Philippians 1:3–4 (NKJV)
3 I thank my God upon every remembrance of you, 4 always in every prayer of mine making request for you all with joy,
As I return to the ministry of the Word today, I wanted to thank you for the time that you have afforded me year by year to sit as one of you and listen to the preaching of the Word. As a congregation, we are blessed to live within such close proximity to several sister churches from whom we can draw an array of qualified and talented men to preach the Word to us. And the opportunity you give me to sit and to listen and to meditate on the Word helps remind me why we’re doing what we’re doing. I hope also that it reminds all of you that what we’re doing is far larger than any one of us, including me. It is important to emphasize regularly that this is not “my” church but Jesus’ Church and our church. We are the body composed of many members, each serving an important role.

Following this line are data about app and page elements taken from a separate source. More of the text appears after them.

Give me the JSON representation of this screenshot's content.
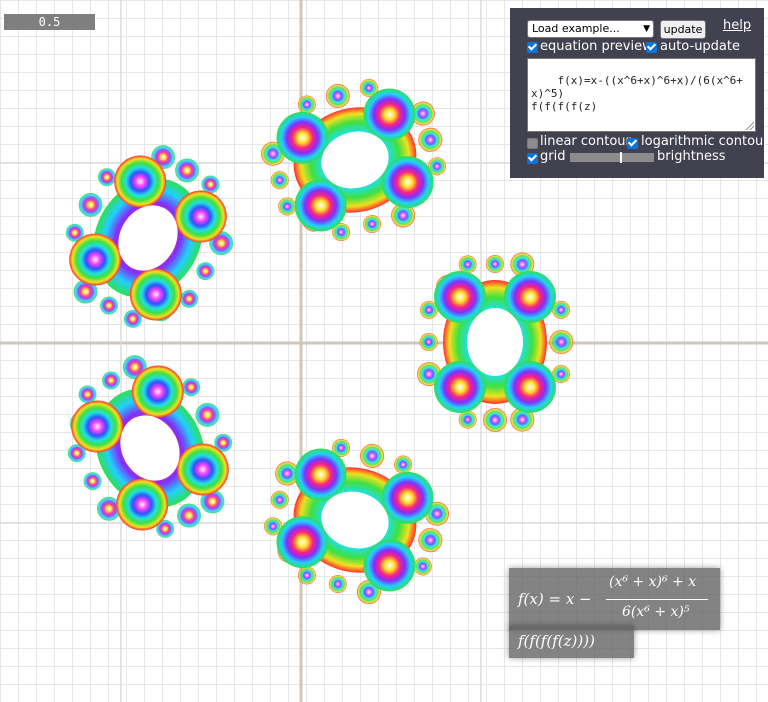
{
  "scale": {
    "value": "0.5"
  },
  "controls": {
    "example_select": "Load example...",
    "update_label": "update",
    "help_label": "help",
    "equation_preview": {
      "label": "equation preview",
      "checked": true
    },
    "auto_update": {
      "label": "auto-update",
      "checked": true
    },
    "linear_contour": {
      "label": "linear contour",
      "checked": false
    },
    "logarithmic_contour": {
      "label": "logarithmic contour",
      "checked": true
    },
    "grid": {
      "label": "grid",
      "checked": true
    },
    "brightness_label": "brightness",
    "brightness_value": 0.6,
    "equation_text": "f(x)=x-((x^6+x)^6+x)/(6(x^6+x)^5)\nf(f(f(f(z)"
  },
  "formula": {
    "lhs": "f(x) = x −",
    "numerator": "(x⁶ + x)⁶ + x",
    "denominator": "6(x⁶ + x)⁵",
    "line2": "f(f(f(f(z))))"
  },
  "colors": {
    "panel_bg": "#414150",
    "grid_minor": "#e6e6e6",
    "axis": "#c8c0b8",
    "checkbox_on": "#0a74d8"
  }
}
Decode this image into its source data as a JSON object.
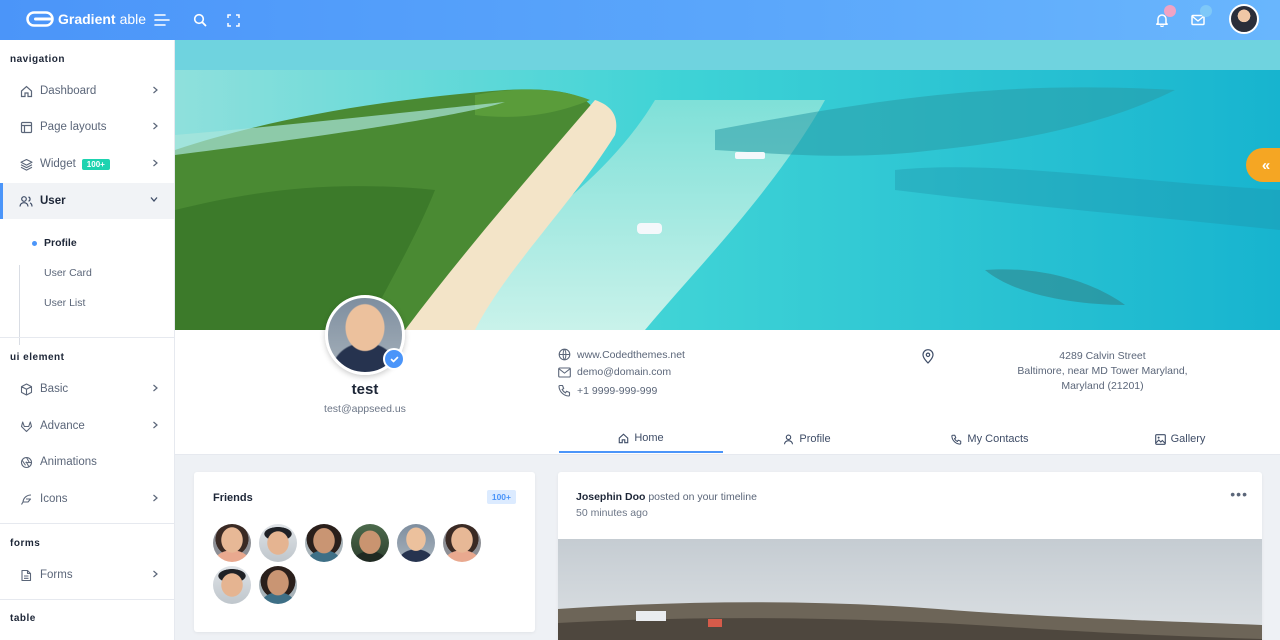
{
  "app": {
    "brand_bold": "Gradient",
    "brand_thin": "able"
  },
  "topbar": {
    "icons": [
      "menu-icon",
      "search-icon",
      "fullscreen-icon",
      "bell-icon",
      "mail-icon"
    ],
    "colors": {
      "bar": "#4b95f9",
      "bell_dot": "#f0a3c4",
      "mail_dot": "#7ec8f8"
    }
  },
  "sidebar": {
    "captions": {
      "navigation": "navigation",
      "ui_element": "ui element",
      "forms": "forms",
      "table": "table"
    },
    "items": [
      {
        "label": "Dashboard",
        "icon": "home-icon"
      },
      {
        "label": "Page layouts",
        "icon": "layout-icon"
      },
      {
        "label": "Widget",
        "icon": "layers-icon",
        "badge": "100+"
      },
      {
        "label": "User",
        "icon": "users-icon",
        "active": true
      },
      {
        "label": "Basic",
        "icon": "box-icon"
      },
      {
        "label": "Advance",
        "icon": "gitlab-icon"
      },
      {
        "label": "Animations",
        "icon": "aperture-icon"
      },
      {
        "label": "Icons",
        "icon": "feather-icon"
      },
      {
        "label": "Forms",
        "icon": "file-text-icon"
      }
    ],
    "user_sub": [
      "Profile",
      "User Card",
      "User List"
    ]
  },
  "profile": {
    "name": "test",
    "email": "test@appseed.us",
    "website": "www.Codedthemes.net",
    "contact_email": "demo@domain.com",
    "phone": "+1 9999-999-999",
    "address_lines": [
      "4289 Calvin Street",
      "Baltimore, near MD Tower Maryland,",
      "Maryland (21201)"
    ],
    "tabs": [
      "Home",
      "Profile",
      "My Contacts",
      "Gallery"
    ],
    "active_tab": "Home"
  },
  "friends": {
    "title": "Friends",
    "badge": "100+",
    "count_shown": 8
  },
  "post": {
    "author": "Josephin Doo",
    "action": "posted on your timeline",
    "time": "50 minutes ago",
    "more": "•••"
  },
  "side_toggle": "«"
}
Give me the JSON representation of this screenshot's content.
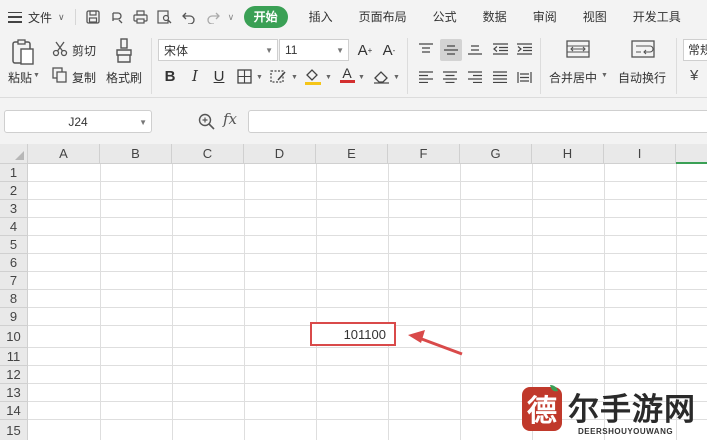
{
  "menubar": {
    "file_label": "文件",
    "tabs": [
      {
        "label": "开始",
        "active": true
      },
      {
        "label": "插入"
      },
      {
        "label": "页面布局"
      },
      {
        "label": "公式"
      },
      {
        "label": "数据"
      },
      {
        "label": "审阅"
      },
      {
        "label": "视图"
      },
      {
        "label": "开发工具"
      }
    ]
  },
  "ribbon": {
    "paste_label": "粘贴",
    "cut_label": "剪切",
    "copy_label": "复制",
    "format_painter_label": "格式刷",
    "font_name": "宋体",
    "font_size": "11",
    "merge_label": "合并居中",
    "wrap_label": "自动换行",
    "number_format_partial": "常规",
    "currency_symbol": "¥"
  },
  "formula_bar": {
    "name_box": "J24",
    "fx_label": "fx",
    "formula": ""
  },
  "grid": {
    "columns": [
      "A",
      "B",
      "C",
      "D",
      "E",
      "F",
      "G",
      "H",
      "I"
    ],
    "rows": [
      "1",
      "2",
      "3",
      "4",
      "5",
      "6",
      "7",
      "8",
      "9",
      "10",
      "11",
      "12",
      "13",
      "14",
      "15"
    ],
    "highlighted_cell": {
      "ref": "E10",
      "value": "101100"
    }
  },
  "colors": {
    "accent_green": "#3aa055",
    "highlight_red": "#d94a4a"
  },
  "watermark": {
    "seal_char": "德",
    "title": "尔手游网",
    "subtitle": "DEERSHOUYOUWANG"
  }
}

So during my time sitting and listening to the Word, it has been a joy to observe the work of God’s Spirit in our midst. I have witnessed the way in which folks have stepped forward and served in various roles. I have witnessed your mutual love, affection, interaction, encouragement, exhortation, and comfort. The intensity of your joy and delight in one another is almost palpable – and so, like Paul, I just sit back and “thank God upon every remembrance of you.” And the reason that I thank God is because the joy and enthusiasm and energy and love and hunger to learn and grow that are present in the congregation are gifts from Him. His Spirit is at work. So since He has given us these things, it is fitting that we give thanks.
And this is one of several reasons I take July out of the pulpit – it is all too easy for us to begin taking one another for granted, getting into a rut, and failing to let joy and thankfulness characterize our interaction with and attitude toward one another. We can become bitter and resentful or we can simply become disinterested. We begin to look upon worship as routine, fail to give the attention to the Word that it deserves, overlook the needs of others, and take for granted their acts of kindness. Taking time off helps shake things up and remind me to be thankful.
So what about you? Are you thankful? Thankful for your brothers and sisters here at Trinity Church? Thankful for the opportunity to gather week by week and worship the Lord? Thankful for friends and family gathered around the throne of grace? Thankful for the preaching of the Word? Thankful to have your sin exposed, your idols broken, and your compromises crushed? Paul was thankful and we have much for which to be thankful as well.
But as we come into the presence of the Lord, I think that we must confess that often we fail to be thankful as we ought. We often take His gifts for granted, ignore them altogether, or even view them as curses and not blessings. So as we enter into the Lord’s presence, let us kneel and confess our ingratitude.